Tips for Parents
"You don't win silver. You lose gold." That's the sour message of a sneaker advertisement that aired on TV during the Atlanta Olympics.
Such omnipresent multimedia messages combined with a "winning is everything" philosophy embraced by increasing numbers of parents and coaches - makes it harder than ever for adults to teach kids that it's not whether you win or lose, but how you play the game that's important.
It's not surprising that the rise in bad sportsmanship -- and outrageous behavior in professional sports has resulted in a parallel increase of poor sportsmanship (e.g., trash-talking, violence) in youth sports. Regardless of whether we caution our kids to NOT idolize professional athletes who behave badly, kids will continue to be influenced by the behavior of the pros.
How can you instill in your child the importance of good sportsmanship and offset the "win at all costs" philosophy? Both parents and coaches can start by focusing on these issues:
Be Your Child's Role Model. Offer praise and encouraging words for all athletes, including your child's opponents. Never openly berate, tease, or demean any child athlete, coach, or referee while attending a sporting event. When attending athletic events or watching them on TV with your child, refrain from criticizing or condemning athletes' performances.

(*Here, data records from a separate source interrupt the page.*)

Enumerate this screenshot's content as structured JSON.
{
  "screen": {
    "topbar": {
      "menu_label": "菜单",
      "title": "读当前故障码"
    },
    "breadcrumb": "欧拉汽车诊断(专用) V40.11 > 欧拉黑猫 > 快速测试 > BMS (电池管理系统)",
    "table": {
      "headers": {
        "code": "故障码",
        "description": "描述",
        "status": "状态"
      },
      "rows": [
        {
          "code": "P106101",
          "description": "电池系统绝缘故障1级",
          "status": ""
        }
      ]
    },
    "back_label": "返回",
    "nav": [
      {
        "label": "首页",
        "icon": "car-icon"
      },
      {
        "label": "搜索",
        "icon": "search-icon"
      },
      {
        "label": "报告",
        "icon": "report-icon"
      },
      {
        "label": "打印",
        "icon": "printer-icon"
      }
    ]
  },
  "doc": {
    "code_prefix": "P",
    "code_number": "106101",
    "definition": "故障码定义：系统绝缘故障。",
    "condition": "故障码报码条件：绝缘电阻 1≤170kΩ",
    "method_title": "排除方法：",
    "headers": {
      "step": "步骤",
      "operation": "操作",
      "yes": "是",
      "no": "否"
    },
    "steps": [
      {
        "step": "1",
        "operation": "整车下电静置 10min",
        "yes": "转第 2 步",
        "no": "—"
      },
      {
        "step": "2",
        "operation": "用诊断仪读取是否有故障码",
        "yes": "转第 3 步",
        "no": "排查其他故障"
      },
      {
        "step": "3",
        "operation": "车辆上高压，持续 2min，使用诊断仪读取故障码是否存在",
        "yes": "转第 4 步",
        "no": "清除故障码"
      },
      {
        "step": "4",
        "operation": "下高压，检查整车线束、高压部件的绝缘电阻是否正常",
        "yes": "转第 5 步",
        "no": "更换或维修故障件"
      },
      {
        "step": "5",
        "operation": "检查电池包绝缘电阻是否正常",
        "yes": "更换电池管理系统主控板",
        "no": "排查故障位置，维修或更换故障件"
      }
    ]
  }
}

During the Olympics, what messages are you sending your child if you honor only athletes from the United States, while rooting against athletes from all other countries? Let your child see you enjoy the sports and athletic activities that you play, modeling the philosophy that you don't always need to win or be the best to enjoy playing sports.
Do You Have A Hidden Agenda? Be honest with yourself about why you want your child to play organized sports. What do you want her to gain from the experience? Are your intentions based on providing her with pleasurable, social activities that develop a better sense of self-worth, skills, and sportsmanship? Or do you harbor dreams of her turning her topspin forehand into a collegiate scholarship, or riches and fame? A child's participation in sports and the importance attached to it should not be driven by a parent's desire to use her child's sports accomplishments for ulterior purposes.
You Set the Rules. It's ultimately your responsibility to teach your children good sportsmanship, both as a participant and as a spectator. If you observe your child engaged in poor sportsmanship, regardless of whether his coach corrects him or not, you must discuss your child's misbehavior and insensitivity with him after the game. If a coach is ignoring, allowing, or encouraging poor sportsmanship, you need to make your objections known to the coach in a private discussion.
Watching and Learning. Whether you're watching the Olympics on TV or attending a high-school sporting event, you can always find "teachable moments" regarding sportsmanship. Ask your child her opinions of: players who showboat and taunt their opponents; the costs to the team of a technical foul, or being ejected from a game for unsportsman-like conduct; and the appropriate behavior of opposing players toward one another after a game. During these "teachable moments" ask her open-ended questions and listen more than you talk or lecture.
Tips for Coaches
Coaches nurture good sportsmanship. They should embody parents' values regarding good sportsmanship. A coach must model good sportsmanship at every level and make it a core goal of his work with kids.
I recommend that every youth sports coach engage his players in a detailed discussion of good sportsmanship as soon as he forms his team. A written contract, perhaps titled The Good Sportsmanship Code, should be given to every child and his parent to sign. The contract should spell out what the coach expects from each player in terms of good sportsmanship, including the following areas:
- Losing one's temper
- Negative criticism of teammates, coaches, referees, and opposing players
- Blaming teammates for mistakes or a poor team performance
- "Trash talk" and taunting opponents
- Arguing referees' calls and judgments
- The need to congratulate one's opponents after a game
Coaching children is an honor and a privilege that carries with it a moral responsibility to contribute to the healthy character development of young players. Coaches who equate "trying your best" as the definition of success -- and who value, expect, and demand good sportsmanship from their players -- help shape the moral, ethical, and spiritual character of children.
Communicate often with your child's coach to make sure he takes this responsibility seriously.